Omit the pictures while printing every entry below exactly as given.

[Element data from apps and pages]
╭──
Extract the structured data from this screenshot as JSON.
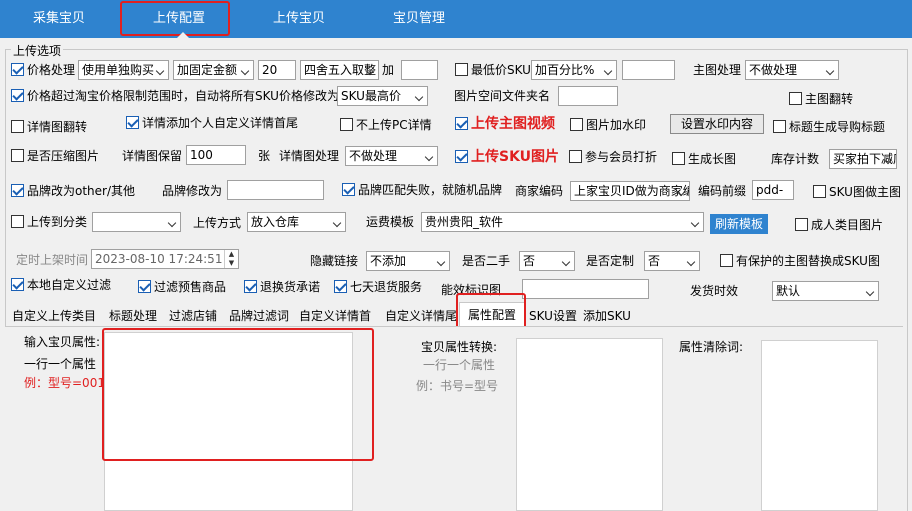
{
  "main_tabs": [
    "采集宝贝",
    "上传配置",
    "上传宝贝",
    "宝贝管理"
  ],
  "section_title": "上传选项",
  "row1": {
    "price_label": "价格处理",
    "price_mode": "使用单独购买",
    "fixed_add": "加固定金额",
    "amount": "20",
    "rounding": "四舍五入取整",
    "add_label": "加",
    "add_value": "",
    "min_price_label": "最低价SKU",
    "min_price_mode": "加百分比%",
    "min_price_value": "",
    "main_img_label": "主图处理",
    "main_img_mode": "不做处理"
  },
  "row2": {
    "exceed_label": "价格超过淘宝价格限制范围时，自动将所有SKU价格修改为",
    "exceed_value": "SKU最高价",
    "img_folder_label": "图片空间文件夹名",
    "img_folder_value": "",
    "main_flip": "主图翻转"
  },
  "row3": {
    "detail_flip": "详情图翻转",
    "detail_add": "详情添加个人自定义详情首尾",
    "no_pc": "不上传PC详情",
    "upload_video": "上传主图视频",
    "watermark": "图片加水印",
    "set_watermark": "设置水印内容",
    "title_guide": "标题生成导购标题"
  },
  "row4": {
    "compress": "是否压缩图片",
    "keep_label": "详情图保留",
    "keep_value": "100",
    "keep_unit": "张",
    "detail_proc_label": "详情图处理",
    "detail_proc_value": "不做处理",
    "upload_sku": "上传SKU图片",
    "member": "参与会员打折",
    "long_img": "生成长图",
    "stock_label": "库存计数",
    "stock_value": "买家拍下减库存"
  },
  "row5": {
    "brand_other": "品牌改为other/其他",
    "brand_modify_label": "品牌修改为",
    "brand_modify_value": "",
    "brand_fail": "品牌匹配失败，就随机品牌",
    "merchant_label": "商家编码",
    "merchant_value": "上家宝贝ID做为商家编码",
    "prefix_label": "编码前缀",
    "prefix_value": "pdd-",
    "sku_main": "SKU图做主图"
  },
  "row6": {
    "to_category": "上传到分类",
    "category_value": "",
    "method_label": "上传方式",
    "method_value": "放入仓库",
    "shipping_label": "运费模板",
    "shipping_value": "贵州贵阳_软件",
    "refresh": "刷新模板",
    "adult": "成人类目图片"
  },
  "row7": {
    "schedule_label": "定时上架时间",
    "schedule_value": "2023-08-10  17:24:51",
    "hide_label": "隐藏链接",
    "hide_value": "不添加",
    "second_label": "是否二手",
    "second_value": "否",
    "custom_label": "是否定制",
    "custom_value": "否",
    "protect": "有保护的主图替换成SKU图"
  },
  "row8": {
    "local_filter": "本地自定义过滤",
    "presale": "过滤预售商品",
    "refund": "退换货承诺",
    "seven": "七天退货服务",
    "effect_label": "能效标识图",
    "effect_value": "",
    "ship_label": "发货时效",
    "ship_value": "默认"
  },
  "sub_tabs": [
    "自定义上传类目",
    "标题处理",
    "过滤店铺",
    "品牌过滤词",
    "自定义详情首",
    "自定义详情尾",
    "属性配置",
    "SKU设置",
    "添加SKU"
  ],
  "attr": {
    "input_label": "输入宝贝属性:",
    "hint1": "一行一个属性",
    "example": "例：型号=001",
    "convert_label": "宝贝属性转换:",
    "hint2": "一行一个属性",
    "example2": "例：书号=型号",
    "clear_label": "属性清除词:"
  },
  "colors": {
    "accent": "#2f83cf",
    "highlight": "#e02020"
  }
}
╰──
## Problem solution:
Extract the structured data from this screenshot as JSON.
{
  "main_tabs": [
    "采集宝贝",
    "上传配置",
    "上传宝贝",
    "宝贝管理"
  ],
  "section_title": "上传选项",
  "row1": {
    "price_label": "价格处理",
    "price_mode": "使用单独购买",
    "fixed_add": "加固定金额",
    "amount": "20",
    "rounding": "四舍五入取整",
    "add_label": "加",
    "add_value": "",
    "min_price_label": "最低价SKU",
    "min_price_mode": "加百分比%",
    "min_price_value": "",
    "main_img_label": "主图处理",
    "main_img_mode": "不做处理"
  },
  "row2": {
    "exceed_label": "价格超过淘宝价格限制范围时，自动将所有SKU价格修改为",
    "exceed_value": "SKU最高价",
    "img_folder_label": "图片空间文件夹名",
    "img_folder_value": "",
    "main_flip": "主图翻转"
  },
  "row3": {
    "detail_flip": "详情图翻转",
    "detail_add": "详情添加个人自定义详情首尾",
    "no_pc": "不上传PC详情",
    "upload_video": "上传主图视频",
    "watermark": "图片加水印",
    "set_watermark": "设置水印内容",
    "title_guide": "标题生成导购标题"
  },
  "row4": {
    "compress": "是否压缩图片",
    "keep_label": "详情图保留",
    "keep_value": "100",
    "keep_unit": "张",
    "detail_proc_label": "详情图处理",
    "detail_proc_value": "不做处理",
    "upload_sku": "上传SKU图片",
    "member": "参与会员打折",
    "long_img": "生成长图",
    "stock_label": "库存计数",
    "stock_value": "买家拍下减库存"
  },
  "row5": {
    "brand_other": "品牌改为other/其他",
    "brand_modify_label": "品牌修改为",
    "brand_modify_value": "",
    "brand_fail": "品牌匹配失败，就随机品牌",
    "merchant_label": "商家编码",
    "merchant_value": "上家宝贝ID做为商家编码",
    "prefix_label": "编码前缀",
    "prefix_value": "pdd-",
    "sku_main": "SKU图做主图"
  },
  "row6": {
    "to_category": "上传到分类",
    "category_value": "",
    "method_label": "上传方式",
    "method_value": "放入仓库",
    "shipping_label": "运费模板",
    "shipping_value": "贵州贵阳_软件",
    "refresh": "刷新模板",
    "adult": "成人类目图片"
  },
  "row7": {
    "schedule_label": "定时上架时间",
    "schedule_value": "2023-08-10  17:24:51",
    "hide_label": "隐藏链接",
    "hide_value": "不添加",
    "second_label": "是否二手",
    "second_value": "否",
    "custom_label": "是否定制",
    "custom_value": "否",
    "protect": "有保护的主图替换成SKU图"
  },
  "row8": {
    "local_filter": "本地自定义过滤",
    "presale": "过滤预售商品",
    "refund": "退换货承诺",
    "seven": "七天退货服务",
    "effect_label": "能效标识图",
    "effect_value": "",
    "ship_label": "发货时效",
    "ship_value": "默认"
  },
  "sub_tabs": [
    "自定义上传类目",
    "标题处理",
    "过滤店铺",
    "品牌过滤词",
    "自定义详情首",
    "自定义详情尾",
    "属性配置",
    "SKU设置",
    "添加SKU"
  ],
  "attr": {
    "input_label": "输入宝贝属性:",
    "hint1": "一行一个属性",
    "example": "例：型号=001",
    "convert_label": "宝贝属性转换:",
    "hint2": "一行一个属性",
    "example2": "例：书号=型号",
    "clear_label": "属性清除词:"
  },
  "colors": {
    "accent": "#2f83cf",
    "highlight": "#e02020"
  }
}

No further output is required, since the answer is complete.